Work task
Please print out every entry below, verbatim.

Start of Block

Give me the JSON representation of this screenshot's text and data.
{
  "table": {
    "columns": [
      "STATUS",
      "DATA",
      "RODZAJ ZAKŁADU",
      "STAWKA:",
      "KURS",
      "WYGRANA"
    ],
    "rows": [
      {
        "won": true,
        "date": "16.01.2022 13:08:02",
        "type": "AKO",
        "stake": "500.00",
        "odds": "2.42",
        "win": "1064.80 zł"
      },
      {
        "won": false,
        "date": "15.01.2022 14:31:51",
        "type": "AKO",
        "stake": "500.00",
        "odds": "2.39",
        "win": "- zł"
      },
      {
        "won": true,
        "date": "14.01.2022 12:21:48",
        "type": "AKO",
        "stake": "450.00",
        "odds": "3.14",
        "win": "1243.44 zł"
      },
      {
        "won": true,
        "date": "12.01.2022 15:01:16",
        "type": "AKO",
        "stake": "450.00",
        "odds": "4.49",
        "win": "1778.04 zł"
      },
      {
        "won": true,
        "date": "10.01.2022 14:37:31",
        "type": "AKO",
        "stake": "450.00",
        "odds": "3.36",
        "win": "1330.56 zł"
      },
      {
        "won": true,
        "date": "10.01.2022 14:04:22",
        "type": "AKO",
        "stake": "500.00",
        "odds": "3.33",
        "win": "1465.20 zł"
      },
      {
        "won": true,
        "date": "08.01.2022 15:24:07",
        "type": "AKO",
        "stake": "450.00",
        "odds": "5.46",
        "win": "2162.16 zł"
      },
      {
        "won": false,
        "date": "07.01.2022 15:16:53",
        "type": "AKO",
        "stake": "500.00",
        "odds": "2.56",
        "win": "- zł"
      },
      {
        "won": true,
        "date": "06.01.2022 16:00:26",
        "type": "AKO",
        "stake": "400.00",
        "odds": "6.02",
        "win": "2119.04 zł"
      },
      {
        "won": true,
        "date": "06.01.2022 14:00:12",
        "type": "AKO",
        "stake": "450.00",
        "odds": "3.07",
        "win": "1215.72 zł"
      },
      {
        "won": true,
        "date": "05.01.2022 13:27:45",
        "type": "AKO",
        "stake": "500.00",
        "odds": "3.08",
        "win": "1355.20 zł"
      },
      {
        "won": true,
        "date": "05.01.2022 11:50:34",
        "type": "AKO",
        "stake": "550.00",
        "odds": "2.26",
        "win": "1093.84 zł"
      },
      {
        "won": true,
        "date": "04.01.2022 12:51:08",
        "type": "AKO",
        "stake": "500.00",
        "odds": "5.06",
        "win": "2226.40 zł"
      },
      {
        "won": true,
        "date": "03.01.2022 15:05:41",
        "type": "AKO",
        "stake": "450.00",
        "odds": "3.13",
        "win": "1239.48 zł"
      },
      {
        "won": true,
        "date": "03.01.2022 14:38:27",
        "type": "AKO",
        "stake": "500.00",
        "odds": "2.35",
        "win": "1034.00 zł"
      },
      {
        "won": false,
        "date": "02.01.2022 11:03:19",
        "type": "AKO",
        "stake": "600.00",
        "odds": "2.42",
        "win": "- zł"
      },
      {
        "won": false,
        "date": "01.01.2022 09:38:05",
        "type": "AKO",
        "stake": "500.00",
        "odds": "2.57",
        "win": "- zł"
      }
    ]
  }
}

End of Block

Reply
Give me the JSON representation of this screenshot's text and data.
{
  "table": {
    "columns": [
      "STATUS",
      "DATA",
      "RODZAJ ZAKŁADU",
      "STAWKA:",
      "KURS",
      "WYGRANA"
    ],
    "rows": [
      {
        "won": true,
        "date": "16.01.2022 13:08:02",
        "type": "AKO",
        "stake": "500.00",
        "odds": "2.42",
        "win": "1064.80 zł"
      },
      {
        "won": false,
        "date": "15.01.2022 14:31:51",
        "type": "AKO",
        "stake": "500.00",
        "odds": "2.39",
        "win": "- zł"
      },
      {
        "won": true,
        "date": "14.01.2022 12:21:48",
        "type": "AKO",
        "stake": "450.00",
        "odds": "3.14",
        "win": "1243.44 zł"
      },
      {
        "won": true,
        "date": "12.01.2022 15:01:16",
        "type": "AKO",
        "stake": "450.00",
        "odds": "4.49",
        "win": "1778.04 zł"
      },
      {
        "won": true,
        "date": "10.01.2022 14:37:31",
        "type": "AKO",
        "stake": "450.00",
        "odds": "3.36",
        "win": "1330.56 zł"
      },
      {
        "won": true,
        "date": "10.01.2022 14:04:22",
        "type": "AKO",
        "stake": "500.00",
        "odds": "3.33",
        "win": "1465.20 zł"
      },
      {
        "won": true,
        "date": "08.01.2022 15:24:07",
        "type": "AKO",
        "stake": "450.00",
        "odds": "5.46",
        "win": "2162.16 zł"
      },
      {
        "won": false,
        "date": "07.01.2022 15:16:53",
        "type": "AKO",
        "stake": "500.00",
        "odds": "2.56",
        "win": "- zł"
      },
      {
        "won": true,
        "date": "06.01.2022 16:00:26",
        "type": "AKO",
        "stake": "400.00",
        "odds": "6.02",
        "win": "2119.04 zł"
      },
      {
        "won": true,
        "date": "06.01.2022 14:00:12",
        "type": "AKO",
        "stake": "450.00",
        "odds": "3.07",
        "win": "1215.72 zł"
      },
      {
        "won": true,
        "date": "05.01.2022 13:27:45",
        "type": "AKO",
        "stake": "500.00",
        "odds": "3.08",
        "win": "1355.20 zł"
      },
      {
        "won": true,
        "date": "05.01.2022 11:50:34",
        "type": "AKO",
        "stake": "550.00",
        "odds": "2.26",
        "win": "1093.84 zł"
      },
      {
        "won": true,
        "date": "04.01.2022 12:51:08",
        "type": "AKO",
        "stake": "500.00",
        "odds": "5.06",
        "win": "2226.40 zł"
      },
      {
        "won": true,
        "date": "03.01.2022 15:05:41",
        "type": "AKO",
        "stake": "450.00",
        "odds": "3.13",
        "win": "1239.48 zł"
      },
      {
        "won": true,
        "date": "03.01.2022 14:38:27",
        "type": "AKO",
        "stake": "500.00",
        "odds": "2.35",
        "win": "1034.00 zł"
      },
      {
        "won": false,
        "date": "02.01.2022 11:03:19",
        "type": "AKO",
        "stake": "600.00",
        "odds": "2.42",
        "win": "- zł"
      },
      {
        "won": false,
        "date": "01.01.2022 09:38:05",
        "type": "AKO",
        "stake": "500.00",
        "odds": "2.57",
        "win": "- zł"
      }
    ]
  }
}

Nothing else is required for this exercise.